**ACTIVITY:**
Write out all records as given; omit images.
--- DATA FOR ANALYSIS Enclosed Below ---
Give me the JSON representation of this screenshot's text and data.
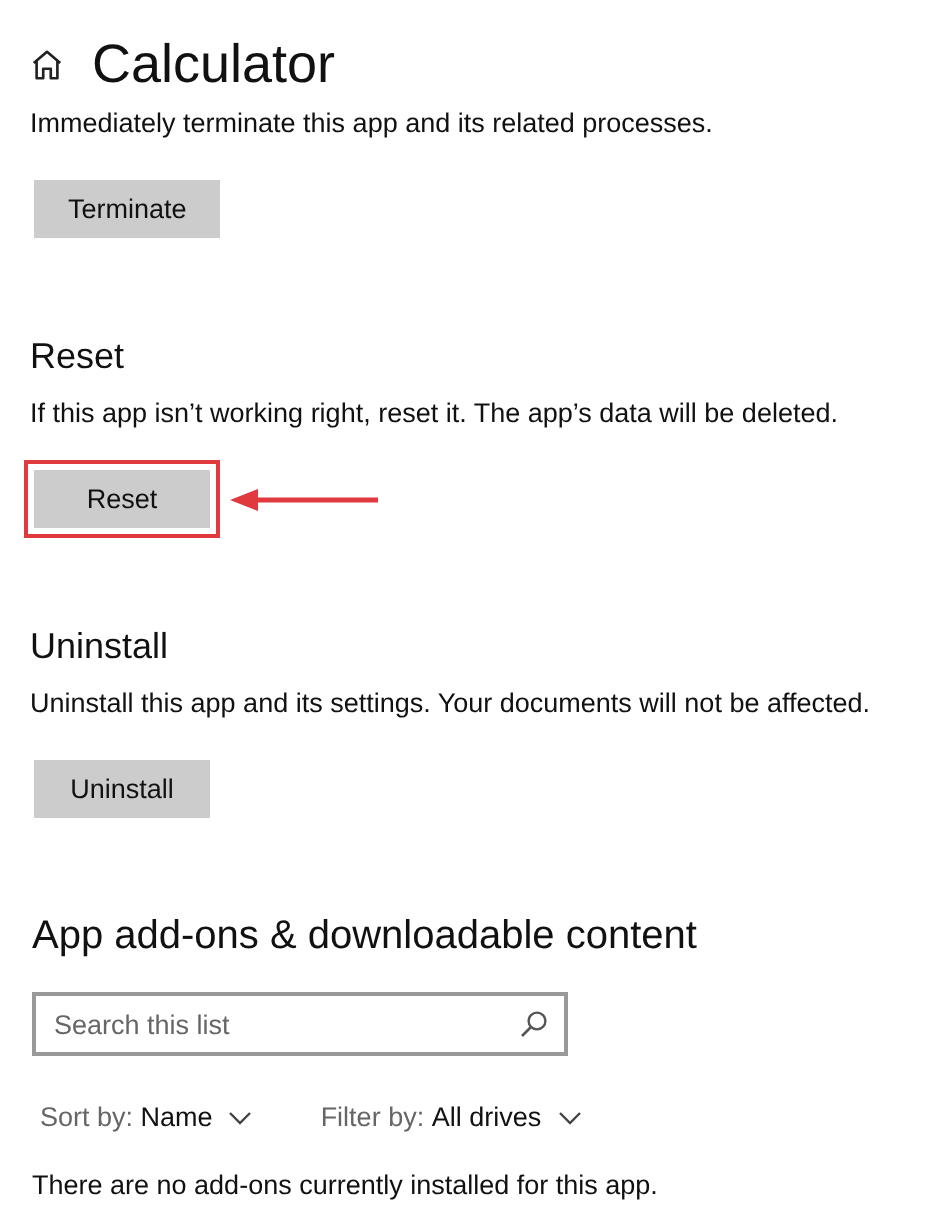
{
  "header": {
    "title": "Calculator"
  },
  "sections": [
    {
      "description": "Immediately terminate this app and its related processes.",
      "button": {
        "label": "Terminate",
        "highlighted": false
      }
    },
    {
      "heading": "Reset",
      "description": "If this app isn’t working right, reset it. The app’s data will be deleted.",
      "button": {
        "label": "Reset",
        "highlighted": true
      }
    },
    {
      "heading": "Uninstall",
      "description": "Uninstall this app and its settings. Your documents will not be affected.",
      "button": {
        "label": "Uninstall",
        "highlighted": false
      }
    }
  ],
  "addons": {
    "heading": "App add-ons & downloadable content",
    "search": {
      "placeholder": "Search this list"
    },
    "sort": {
      "label": "Sort by:",
      "value": "Name"
    },
    "filter": {
      "label": "Filter by:",
      "value": "All drives"
    },
    "empty_message": "There are no add-ons currently installed for this app."
  }
}
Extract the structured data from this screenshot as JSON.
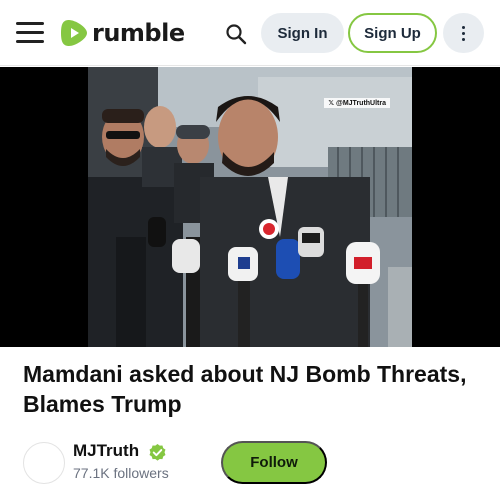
{
  "header": {
    "logo_text": "rumble",
    "sign_in_label": "Sign In",
    "sign_up_label": "Sign Up",
    "icons": {
      "menu": "hamburger-menu-icon",
      "search": "search-icon",
      "more": "vertical-dots-icon"
    }
  },
  "video": {
    "watermark": "@MJTruthUltra"
  },
  "main": {
    "title": "Mamdani asked about NJ Bomb Threats, Blames Trump"
  },
  "channel": {
    "name": "MJTruth",
    "followers": "77.1K followers",
    "follow_label": "Follow",
    "verified": true
  },
  "colors": {
    "brand_green": "#85c742",
    "pill_gray": "#e9edf1",
    "text_dark": "#111111",
    "muted_text": "#6b7280"
  }
}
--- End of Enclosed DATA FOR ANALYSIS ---
**WRITTEN ANSWER:**
Give me the JSON representation of this screenshot's text and data.
{
  "header": {
    "title": "Calculator"
  },
  "sections": [
    {
      "description": "Immediately terminate this app and its related processes.",
      "button": {
        "label": "Terminate",
        "highlighted": false
      }
    },
    {
      "heading": "Reset",
      "description": "If this app isn’t working right, reset it. The app’s data will be deleted.",
      "button": {
        "label": "Reset",
        "highlighted": true
      }
    },
    {
      "heading": "Uninstall",
      "description": "Uninstall this app and its settings. Your documents will not be affected.",
      "button": {
        "label": "Uninstall",
        "highlighted": false
      }
    }
  ],
  "addons": {
    "heading": "App add-ons & downloadable content",
    "search": {
      "placeholder": "Search this list"
    },
    "sort": {
      "label": "Sort by:",
      "value": "Name"
    },
    "filter": {
      "label": "Filter by:",
      "value": "All drives"
    },
    "empty_message": "There are no add-ons currently installed for this app."
  }
}
Extract the structured data from this screenshot as JSON.
{
  "header": {
    "logo_text": "rumble",
    "sign_in_label": "Sign In",
    "sign_up_label": "Sign Up",
    "icons": {
      "menu": "hamburger-menu-icon",
      "search": "search-icon",
      "more": "vertical-dots-icon"
    }
  },
  "video": {
    "watermark": "@MJTruthUltra"
  },
  "main": {
    "title": "Mamdani asked about NJ Bomb Threats, Blames Trump"
  },
  "channel": {
    "name": "MJTruth",
    "followers": "77.1K followers",
    "follow_label": "Follow",
    "verified": true
  },
  "colors": {
    "brand_green": "#85c742",
    "pill_gray": "#e9edf1",
    "text_dark": "#111111",
    "muted_text": "#6b7280"
  }
}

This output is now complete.